══ Dataset ══

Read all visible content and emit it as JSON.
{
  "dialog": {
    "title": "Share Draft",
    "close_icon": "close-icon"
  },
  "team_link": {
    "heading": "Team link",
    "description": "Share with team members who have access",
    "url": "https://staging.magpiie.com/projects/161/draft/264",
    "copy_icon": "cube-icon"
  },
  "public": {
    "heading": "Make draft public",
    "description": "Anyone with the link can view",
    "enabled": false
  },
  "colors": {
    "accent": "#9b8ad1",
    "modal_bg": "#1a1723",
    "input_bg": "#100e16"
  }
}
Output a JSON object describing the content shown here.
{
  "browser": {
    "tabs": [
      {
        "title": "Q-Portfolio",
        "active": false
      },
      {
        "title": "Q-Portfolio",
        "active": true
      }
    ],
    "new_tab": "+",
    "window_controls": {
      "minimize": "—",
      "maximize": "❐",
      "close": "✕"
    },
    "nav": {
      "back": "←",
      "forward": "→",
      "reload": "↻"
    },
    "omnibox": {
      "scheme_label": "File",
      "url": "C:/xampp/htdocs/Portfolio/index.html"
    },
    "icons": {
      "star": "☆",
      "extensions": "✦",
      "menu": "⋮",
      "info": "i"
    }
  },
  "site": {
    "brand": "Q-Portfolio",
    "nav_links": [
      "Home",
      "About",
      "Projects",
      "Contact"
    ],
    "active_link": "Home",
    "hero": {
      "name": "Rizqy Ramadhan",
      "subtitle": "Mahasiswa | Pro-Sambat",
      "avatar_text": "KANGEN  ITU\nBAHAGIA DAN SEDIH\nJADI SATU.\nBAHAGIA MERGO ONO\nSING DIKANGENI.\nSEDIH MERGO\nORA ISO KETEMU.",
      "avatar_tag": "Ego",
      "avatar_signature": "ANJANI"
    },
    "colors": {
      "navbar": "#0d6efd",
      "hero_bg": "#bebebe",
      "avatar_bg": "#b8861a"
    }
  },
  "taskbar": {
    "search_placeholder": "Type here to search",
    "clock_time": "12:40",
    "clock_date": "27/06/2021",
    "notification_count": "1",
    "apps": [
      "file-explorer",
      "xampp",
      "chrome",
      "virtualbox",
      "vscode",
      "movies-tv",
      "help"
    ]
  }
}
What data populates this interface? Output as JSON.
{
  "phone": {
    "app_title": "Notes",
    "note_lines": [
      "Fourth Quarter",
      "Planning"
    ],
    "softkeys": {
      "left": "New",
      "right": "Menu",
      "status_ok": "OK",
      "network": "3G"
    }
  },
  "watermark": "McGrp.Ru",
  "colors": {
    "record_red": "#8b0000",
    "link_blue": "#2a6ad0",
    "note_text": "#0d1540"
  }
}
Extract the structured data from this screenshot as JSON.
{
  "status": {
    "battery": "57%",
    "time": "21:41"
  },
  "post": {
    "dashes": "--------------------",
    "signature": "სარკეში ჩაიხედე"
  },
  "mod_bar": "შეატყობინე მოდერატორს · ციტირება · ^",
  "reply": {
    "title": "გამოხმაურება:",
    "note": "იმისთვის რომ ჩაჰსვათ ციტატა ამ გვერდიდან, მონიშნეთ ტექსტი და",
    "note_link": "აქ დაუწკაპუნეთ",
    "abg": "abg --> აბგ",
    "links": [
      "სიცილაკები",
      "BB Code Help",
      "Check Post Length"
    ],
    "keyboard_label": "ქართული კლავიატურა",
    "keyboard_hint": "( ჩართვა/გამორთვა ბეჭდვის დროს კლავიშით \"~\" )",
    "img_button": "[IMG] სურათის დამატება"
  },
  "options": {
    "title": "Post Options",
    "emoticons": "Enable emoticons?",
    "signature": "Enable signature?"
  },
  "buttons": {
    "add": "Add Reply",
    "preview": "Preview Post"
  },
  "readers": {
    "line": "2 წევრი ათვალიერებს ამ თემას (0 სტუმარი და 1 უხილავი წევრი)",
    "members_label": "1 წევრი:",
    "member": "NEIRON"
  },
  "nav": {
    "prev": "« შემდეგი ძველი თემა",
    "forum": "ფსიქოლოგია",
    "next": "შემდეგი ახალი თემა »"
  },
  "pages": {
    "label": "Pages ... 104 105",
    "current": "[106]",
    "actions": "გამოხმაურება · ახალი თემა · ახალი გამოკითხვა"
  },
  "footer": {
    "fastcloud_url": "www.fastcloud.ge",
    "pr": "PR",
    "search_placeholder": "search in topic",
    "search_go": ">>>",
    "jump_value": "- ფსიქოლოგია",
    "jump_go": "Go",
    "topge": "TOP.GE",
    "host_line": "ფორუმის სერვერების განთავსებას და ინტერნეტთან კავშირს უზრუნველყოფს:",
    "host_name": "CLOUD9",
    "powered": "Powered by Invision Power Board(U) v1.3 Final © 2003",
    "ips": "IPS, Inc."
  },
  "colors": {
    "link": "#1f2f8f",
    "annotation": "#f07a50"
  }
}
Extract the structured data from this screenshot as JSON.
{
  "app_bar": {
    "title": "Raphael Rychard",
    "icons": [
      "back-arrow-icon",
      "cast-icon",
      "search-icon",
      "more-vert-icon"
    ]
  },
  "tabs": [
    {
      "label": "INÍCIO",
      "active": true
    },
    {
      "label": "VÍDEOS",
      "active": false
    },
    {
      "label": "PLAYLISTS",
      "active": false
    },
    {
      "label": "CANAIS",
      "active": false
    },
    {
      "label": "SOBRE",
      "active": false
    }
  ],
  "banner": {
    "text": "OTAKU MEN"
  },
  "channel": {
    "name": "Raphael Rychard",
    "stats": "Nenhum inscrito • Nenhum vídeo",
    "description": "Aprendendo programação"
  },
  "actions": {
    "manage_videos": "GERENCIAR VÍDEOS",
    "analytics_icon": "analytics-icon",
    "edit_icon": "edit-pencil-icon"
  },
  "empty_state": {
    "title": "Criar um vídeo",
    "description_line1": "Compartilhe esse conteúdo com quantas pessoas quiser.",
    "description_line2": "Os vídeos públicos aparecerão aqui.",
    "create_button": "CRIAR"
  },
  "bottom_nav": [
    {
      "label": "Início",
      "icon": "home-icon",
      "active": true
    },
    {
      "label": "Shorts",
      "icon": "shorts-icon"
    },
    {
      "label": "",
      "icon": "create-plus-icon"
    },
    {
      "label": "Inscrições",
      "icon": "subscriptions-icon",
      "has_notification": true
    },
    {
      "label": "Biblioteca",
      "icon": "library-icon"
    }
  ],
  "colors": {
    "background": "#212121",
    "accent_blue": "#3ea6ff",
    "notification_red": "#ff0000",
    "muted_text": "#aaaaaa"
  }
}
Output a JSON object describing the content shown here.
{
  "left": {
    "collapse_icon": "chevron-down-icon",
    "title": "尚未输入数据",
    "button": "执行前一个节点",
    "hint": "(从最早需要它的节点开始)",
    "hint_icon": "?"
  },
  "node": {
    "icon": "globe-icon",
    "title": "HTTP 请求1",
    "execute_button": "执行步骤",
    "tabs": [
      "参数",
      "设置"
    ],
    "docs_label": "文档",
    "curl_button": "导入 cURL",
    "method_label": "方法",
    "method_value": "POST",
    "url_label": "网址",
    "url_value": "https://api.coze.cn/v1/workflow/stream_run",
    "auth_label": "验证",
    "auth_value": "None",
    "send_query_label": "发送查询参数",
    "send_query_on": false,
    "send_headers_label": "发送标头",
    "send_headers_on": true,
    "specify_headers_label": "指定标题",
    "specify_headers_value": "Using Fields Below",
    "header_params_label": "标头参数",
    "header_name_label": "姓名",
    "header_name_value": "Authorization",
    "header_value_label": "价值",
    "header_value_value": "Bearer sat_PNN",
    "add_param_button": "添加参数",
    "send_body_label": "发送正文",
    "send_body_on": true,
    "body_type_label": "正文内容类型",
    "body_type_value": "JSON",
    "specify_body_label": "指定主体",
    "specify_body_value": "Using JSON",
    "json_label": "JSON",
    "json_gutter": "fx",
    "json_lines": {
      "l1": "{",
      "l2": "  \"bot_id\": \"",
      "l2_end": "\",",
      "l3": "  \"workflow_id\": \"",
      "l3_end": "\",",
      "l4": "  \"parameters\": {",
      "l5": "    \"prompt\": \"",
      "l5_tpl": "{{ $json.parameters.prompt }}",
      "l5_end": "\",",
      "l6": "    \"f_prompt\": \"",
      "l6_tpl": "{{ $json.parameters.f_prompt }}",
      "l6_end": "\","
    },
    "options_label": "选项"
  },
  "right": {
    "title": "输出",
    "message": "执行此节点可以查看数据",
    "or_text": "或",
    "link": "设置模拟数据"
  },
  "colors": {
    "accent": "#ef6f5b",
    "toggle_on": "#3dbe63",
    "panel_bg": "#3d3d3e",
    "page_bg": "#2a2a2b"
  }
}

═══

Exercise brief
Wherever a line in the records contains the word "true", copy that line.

Response area
        "active": true
      "active": true
      "active": true
      "has_notification": true
    "send_headers_on": true,
    "send_body_on": true,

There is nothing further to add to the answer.